Go through the records and filter out every line lacking the word "kind"; copy the lines that remain.

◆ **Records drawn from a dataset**

/---

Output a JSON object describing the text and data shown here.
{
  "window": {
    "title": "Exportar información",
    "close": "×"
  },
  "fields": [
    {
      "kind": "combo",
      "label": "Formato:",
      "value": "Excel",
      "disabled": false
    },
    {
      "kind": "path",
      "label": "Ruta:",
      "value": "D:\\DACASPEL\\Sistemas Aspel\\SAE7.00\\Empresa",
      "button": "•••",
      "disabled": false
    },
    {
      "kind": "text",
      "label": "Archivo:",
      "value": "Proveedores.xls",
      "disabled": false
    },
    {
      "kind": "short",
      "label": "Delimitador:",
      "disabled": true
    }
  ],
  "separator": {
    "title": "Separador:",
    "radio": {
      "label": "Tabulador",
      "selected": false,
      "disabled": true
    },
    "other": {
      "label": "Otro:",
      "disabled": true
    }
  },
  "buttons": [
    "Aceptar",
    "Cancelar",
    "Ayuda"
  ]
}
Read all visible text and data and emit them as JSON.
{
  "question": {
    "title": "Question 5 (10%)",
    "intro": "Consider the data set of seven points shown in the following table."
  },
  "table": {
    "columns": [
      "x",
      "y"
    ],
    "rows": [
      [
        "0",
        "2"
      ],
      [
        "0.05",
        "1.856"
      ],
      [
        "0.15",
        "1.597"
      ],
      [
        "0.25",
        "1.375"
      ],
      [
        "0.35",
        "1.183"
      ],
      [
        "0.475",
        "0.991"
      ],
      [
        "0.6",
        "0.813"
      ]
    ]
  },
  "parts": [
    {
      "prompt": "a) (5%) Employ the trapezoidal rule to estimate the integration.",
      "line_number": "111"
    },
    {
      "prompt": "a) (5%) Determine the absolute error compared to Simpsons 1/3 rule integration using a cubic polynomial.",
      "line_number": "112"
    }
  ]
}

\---

◆ **Solution to this task**
      "kind": "combo",
      "kind": "path",
      "kind": "text",
      "kind": "short",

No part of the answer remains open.